§ **Task statement**
Return, from the material below, each line in which the word "this" is present.
Start of Records for the exercise
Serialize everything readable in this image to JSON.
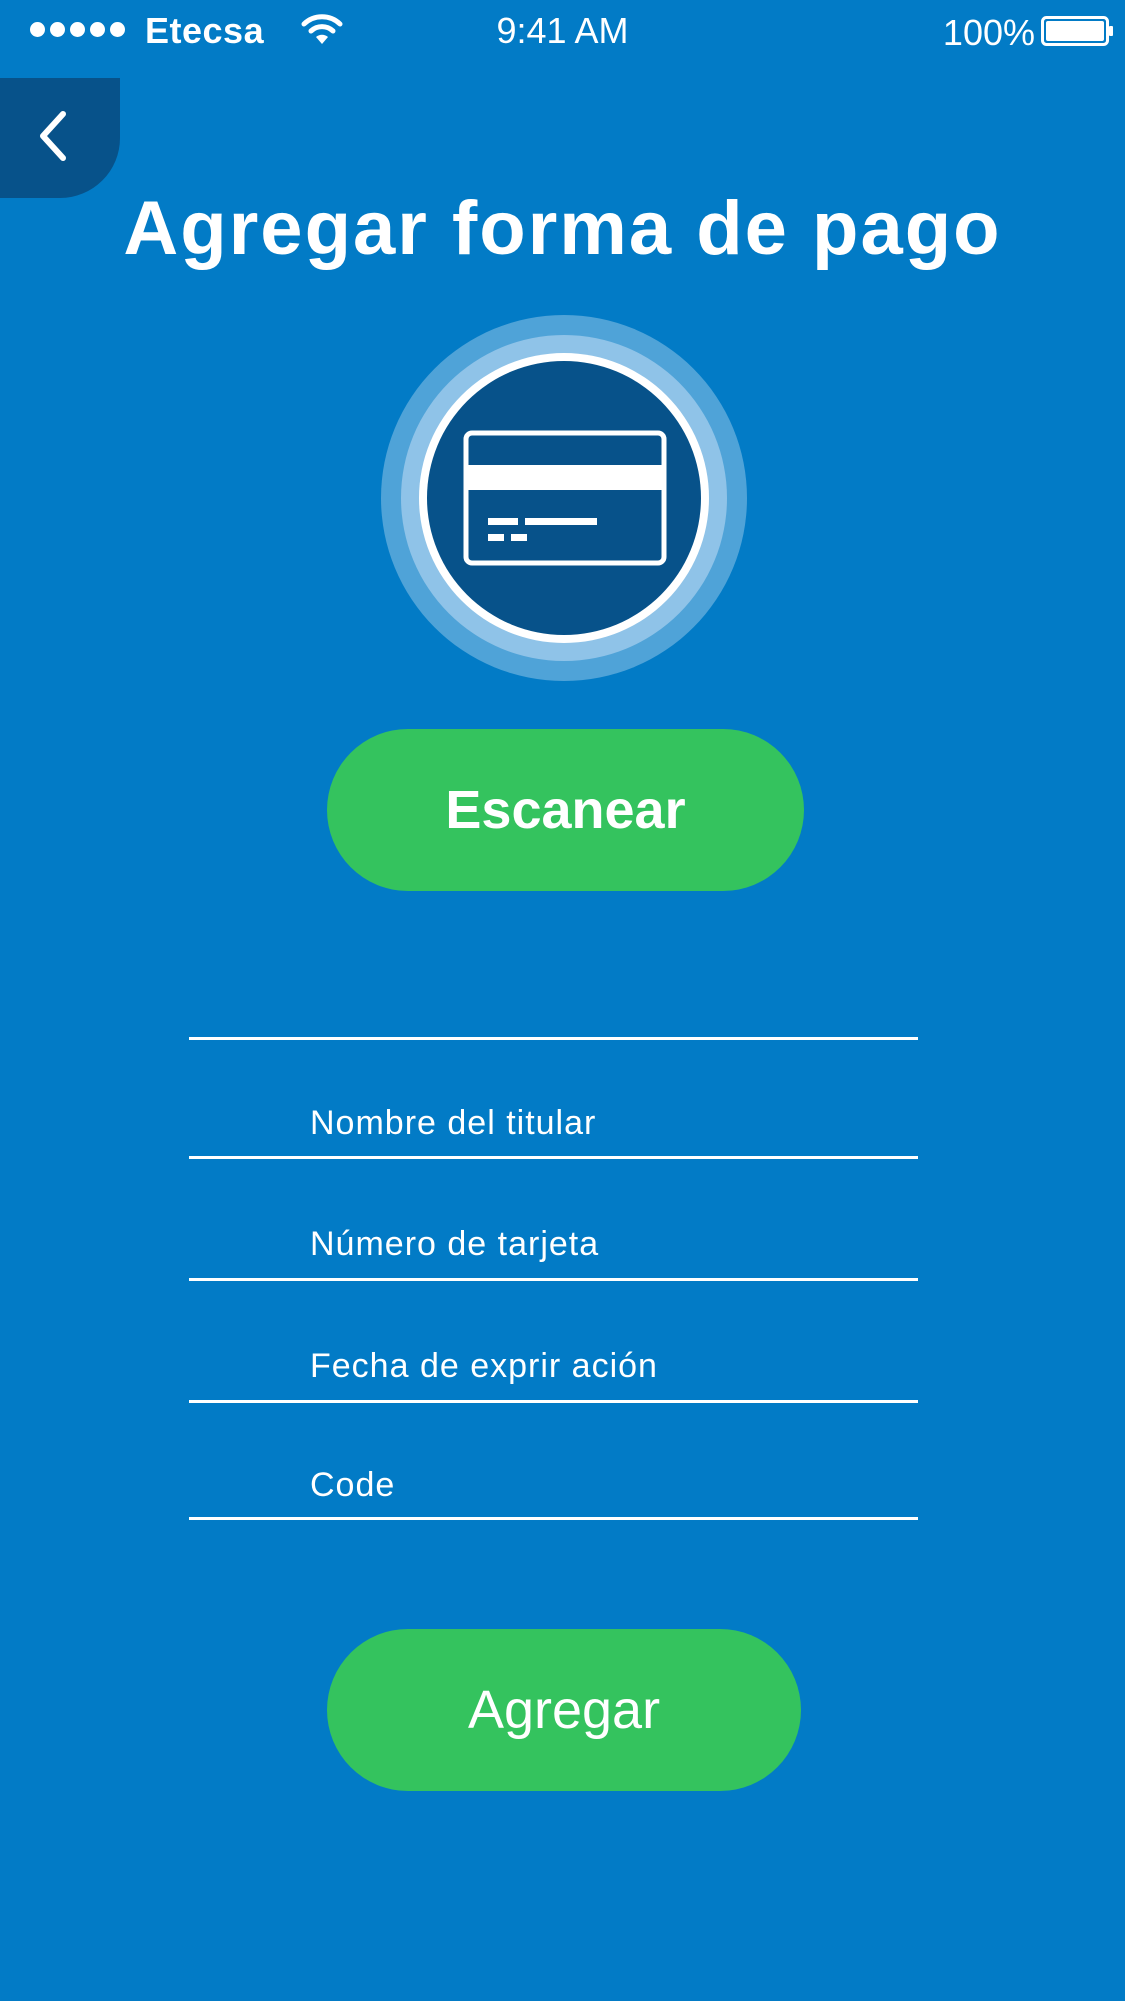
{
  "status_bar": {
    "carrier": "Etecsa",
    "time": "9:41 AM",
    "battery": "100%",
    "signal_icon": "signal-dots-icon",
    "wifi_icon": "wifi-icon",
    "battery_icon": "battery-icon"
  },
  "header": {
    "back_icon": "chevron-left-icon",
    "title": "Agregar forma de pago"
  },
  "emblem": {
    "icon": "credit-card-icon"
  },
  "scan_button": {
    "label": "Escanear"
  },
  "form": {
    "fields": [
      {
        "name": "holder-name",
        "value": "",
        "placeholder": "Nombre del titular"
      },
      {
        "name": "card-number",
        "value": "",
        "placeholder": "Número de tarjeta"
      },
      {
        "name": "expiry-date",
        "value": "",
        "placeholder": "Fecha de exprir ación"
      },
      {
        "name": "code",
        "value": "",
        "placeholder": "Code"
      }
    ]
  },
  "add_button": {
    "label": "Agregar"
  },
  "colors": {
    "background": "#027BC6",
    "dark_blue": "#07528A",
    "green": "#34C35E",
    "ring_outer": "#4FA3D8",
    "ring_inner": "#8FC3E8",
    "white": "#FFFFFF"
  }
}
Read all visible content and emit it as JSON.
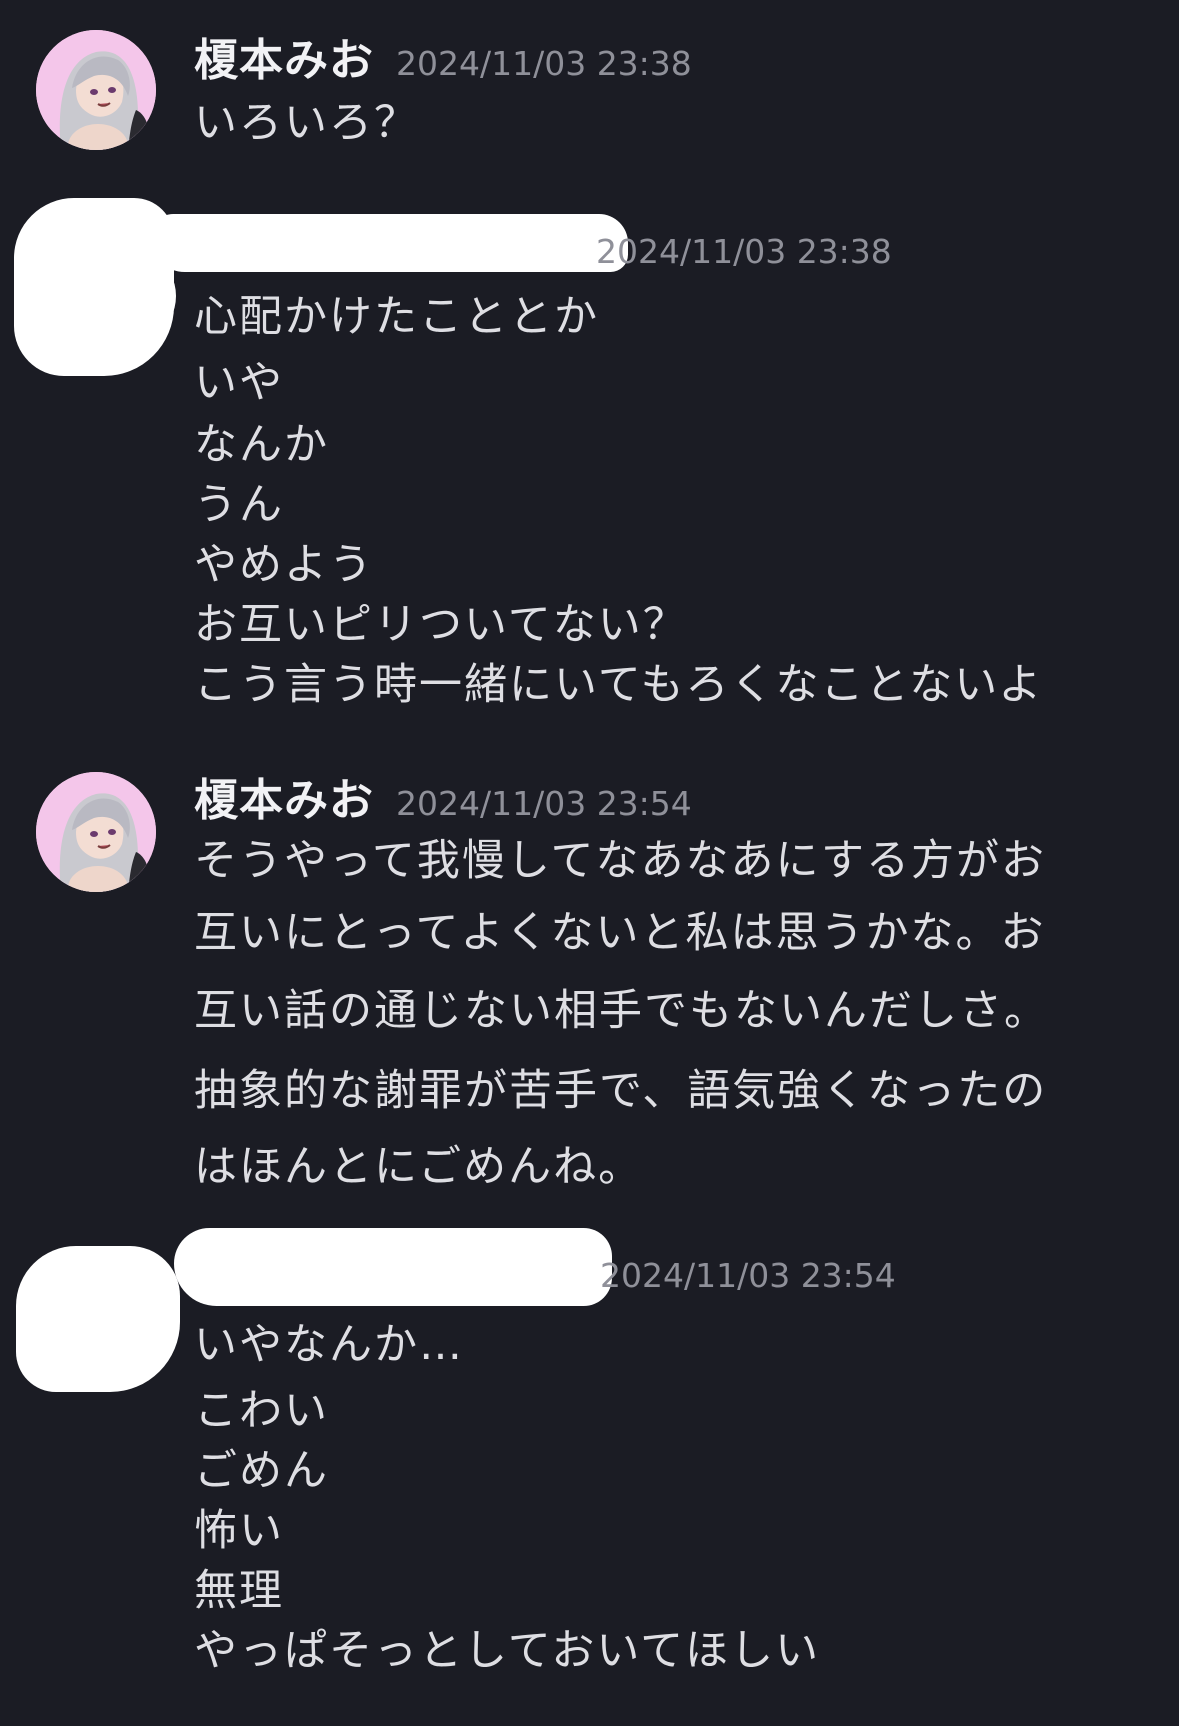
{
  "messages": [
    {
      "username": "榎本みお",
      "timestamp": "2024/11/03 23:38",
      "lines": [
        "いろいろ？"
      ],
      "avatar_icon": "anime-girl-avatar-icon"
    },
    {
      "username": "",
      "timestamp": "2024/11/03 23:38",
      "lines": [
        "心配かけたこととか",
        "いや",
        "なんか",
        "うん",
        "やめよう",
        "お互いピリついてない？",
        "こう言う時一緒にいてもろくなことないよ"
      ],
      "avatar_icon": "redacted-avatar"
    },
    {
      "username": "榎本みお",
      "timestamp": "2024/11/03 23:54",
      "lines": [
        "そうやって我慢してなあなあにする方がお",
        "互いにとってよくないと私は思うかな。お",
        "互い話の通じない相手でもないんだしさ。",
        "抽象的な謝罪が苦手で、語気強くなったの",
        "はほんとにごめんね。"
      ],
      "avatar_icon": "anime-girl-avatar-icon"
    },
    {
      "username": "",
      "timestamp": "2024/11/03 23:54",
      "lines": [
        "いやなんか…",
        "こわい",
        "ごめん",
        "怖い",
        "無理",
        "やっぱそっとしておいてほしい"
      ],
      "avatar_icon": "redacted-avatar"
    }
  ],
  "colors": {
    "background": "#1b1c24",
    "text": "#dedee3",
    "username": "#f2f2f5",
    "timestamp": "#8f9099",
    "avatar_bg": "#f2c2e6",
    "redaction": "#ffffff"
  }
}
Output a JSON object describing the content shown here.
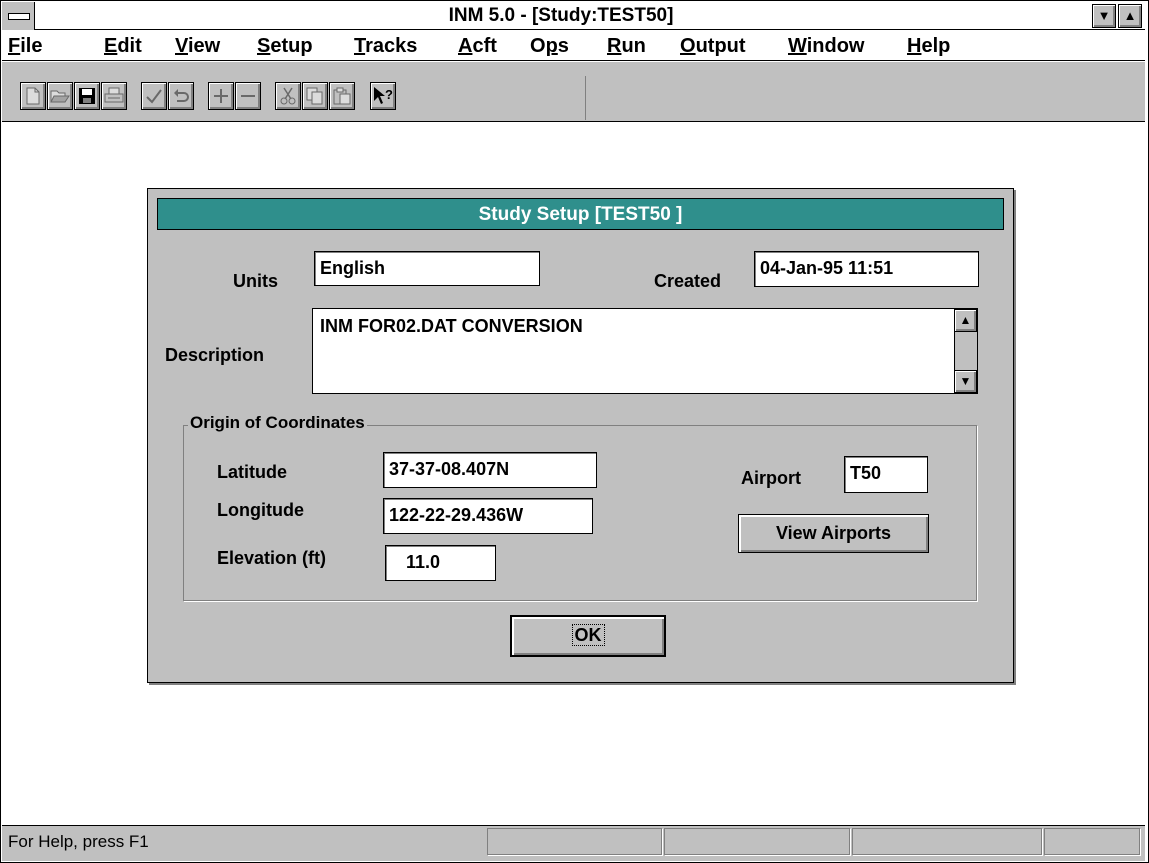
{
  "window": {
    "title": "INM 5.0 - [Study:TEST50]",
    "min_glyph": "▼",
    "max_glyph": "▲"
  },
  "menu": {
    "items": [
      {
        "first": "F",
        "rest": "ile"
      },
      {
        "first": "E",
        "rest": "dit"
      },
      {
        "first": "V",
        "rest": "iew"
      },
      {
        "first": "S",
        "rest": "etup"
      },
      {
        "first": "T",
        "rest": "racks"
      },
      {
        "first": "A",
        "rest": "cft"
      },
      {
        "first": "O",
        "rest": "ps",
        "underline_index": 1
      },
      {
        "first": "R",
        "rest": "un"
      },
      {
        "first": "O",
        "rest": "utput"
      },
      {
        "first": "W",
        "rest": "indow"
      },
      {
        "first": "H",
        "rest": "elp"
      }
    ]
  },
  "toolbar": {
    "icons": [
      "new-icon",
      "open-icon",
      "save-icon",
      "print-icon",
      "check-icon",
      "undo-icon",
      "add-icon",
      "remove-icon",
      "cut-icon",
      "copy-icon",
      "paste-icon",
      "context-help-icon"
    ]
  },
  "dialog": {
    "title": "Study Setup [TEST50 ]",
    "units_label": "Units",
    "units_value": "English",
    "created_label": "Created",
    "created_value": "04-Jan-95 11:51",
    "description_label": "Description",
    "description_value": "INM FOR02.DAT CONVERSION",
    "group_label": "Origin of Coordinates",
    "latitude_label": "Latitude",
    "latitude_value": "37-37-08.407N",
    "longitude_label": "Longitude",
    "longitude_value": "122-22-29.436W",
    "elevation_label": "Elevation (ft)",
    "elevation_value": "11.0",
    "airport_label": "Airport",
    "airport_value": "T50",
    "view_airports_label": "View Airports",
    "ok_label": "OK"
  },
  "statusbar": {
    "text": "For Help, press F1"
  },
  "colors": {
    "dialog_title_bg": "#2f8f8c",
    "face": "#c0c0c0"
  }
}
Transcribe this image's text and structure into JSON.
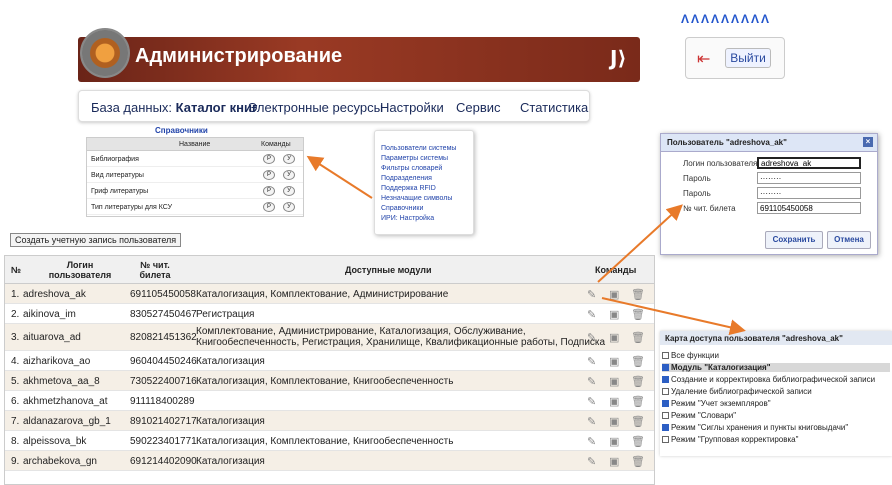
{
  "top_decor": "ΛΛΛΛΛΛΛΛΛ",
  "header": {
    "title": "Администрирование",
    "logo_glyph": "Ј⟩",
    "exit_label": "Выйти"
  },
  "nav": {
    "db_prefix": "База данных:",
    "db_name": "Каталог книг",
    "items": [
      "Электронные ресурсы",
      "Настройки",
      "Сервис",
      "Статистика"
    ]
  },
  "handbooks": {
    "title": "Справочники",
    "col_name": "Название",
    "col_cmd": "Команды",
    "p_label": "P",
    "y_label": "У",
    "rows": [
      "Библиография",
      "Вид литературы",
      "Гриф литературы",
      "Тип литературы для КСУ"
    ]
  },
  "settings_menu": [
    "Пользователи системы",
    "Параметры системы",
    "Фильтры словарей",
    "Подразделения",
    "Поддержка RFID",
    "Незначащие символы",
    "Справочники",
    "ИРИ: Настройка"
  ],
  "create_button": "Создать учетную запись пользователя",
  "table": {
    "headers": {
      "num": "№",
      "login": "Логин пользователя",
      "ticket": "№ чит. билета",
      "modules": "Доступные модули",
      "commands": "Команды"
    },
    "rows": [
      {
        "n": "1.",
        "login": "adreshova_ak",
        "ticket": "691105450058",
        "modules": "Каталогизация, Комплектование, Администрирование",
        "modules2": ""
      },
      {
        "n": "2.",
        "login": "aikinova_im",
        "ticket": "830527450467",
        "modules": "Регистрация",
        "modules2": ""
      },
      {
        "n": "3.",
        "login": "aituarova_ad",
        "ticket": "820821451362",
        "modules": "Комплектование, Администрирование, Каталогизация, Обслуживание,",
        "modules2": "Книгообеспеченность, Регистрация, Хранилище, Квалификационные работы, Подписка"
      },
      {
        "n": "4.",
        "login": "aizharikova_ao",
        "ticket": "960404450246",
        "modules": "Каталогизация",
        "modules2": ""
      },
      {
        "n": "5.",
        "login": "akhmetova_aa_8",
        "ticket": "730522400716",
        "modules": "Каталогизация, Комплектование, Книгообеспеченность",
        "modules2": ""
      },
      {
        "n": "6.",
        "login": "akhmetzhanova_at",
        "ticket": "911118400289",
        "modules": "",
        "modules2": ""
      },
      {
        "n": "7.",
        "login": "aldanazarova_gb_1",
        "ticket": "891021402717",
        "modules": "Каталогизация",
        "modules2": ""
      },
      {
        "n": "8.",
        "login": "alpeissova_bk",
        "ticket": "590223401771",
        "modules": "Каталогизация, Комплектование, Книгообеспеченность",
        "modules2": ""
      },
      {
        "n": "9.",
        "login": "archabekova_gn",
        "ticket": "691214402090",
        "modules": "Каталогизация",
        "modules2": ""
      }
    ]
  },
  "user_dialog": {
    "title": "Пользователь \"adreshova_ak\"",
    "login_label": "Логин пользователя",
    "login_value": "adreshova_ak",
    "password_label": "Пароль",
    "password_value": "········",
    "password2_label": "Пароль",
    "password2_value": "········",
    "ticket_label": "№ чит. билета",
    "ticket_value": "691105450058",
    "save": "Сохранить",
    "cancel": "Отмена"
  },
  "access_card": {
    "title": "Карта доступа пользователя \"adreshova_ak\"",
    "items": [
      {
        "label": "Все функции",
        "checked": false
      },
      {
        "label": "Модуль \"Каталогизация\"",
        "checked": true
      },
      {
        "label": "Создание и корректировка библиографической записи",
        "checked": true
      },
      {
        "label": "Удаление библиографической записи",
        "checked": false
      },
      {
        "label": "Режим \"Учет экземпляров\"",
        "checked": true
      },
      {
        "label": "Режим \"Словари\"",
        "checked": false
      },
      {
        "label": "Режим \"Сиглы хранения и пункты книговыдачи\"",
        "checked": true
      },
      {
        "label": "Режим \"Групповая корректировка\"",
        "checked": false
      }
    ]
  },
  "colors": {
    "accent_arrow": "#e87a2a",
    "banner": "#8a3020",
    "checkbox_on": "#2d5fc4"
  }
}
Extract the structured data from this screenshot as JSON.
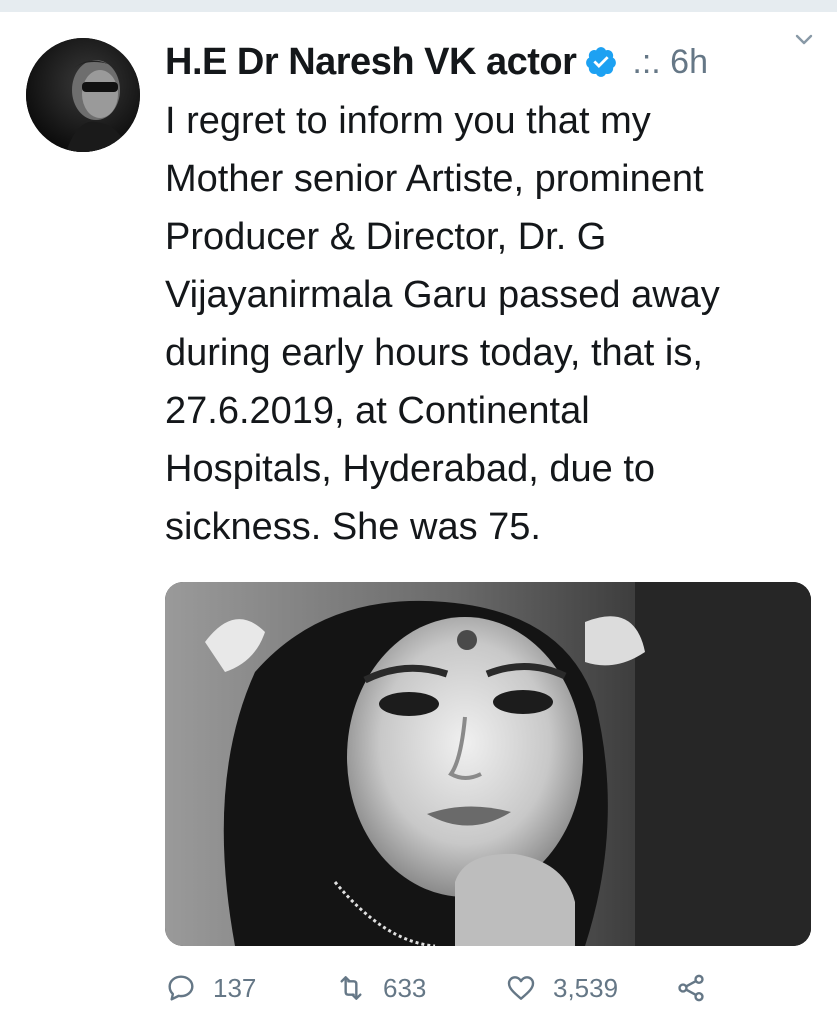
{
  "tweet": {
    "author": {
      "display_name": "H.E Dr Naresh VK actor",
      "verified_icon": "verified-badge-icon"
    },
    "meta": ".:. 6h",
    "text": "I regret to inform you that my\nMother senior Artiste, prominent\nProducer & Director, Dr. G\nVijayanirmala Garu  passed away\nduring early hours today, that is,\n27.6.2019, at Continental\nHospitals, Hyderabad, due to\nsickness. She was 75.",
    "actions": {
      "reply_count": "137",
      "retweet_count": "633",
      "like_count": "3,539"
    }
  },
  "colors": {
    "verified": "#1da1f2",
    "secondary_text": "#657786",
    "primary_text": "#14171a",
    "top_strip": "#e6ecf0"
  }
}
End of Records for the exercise
§ **Finished task**
Serialize everything readable in this image to JSON.
Transcribe this image's text and structure into JSON.
Extract the structured data from this screenshot as JSON.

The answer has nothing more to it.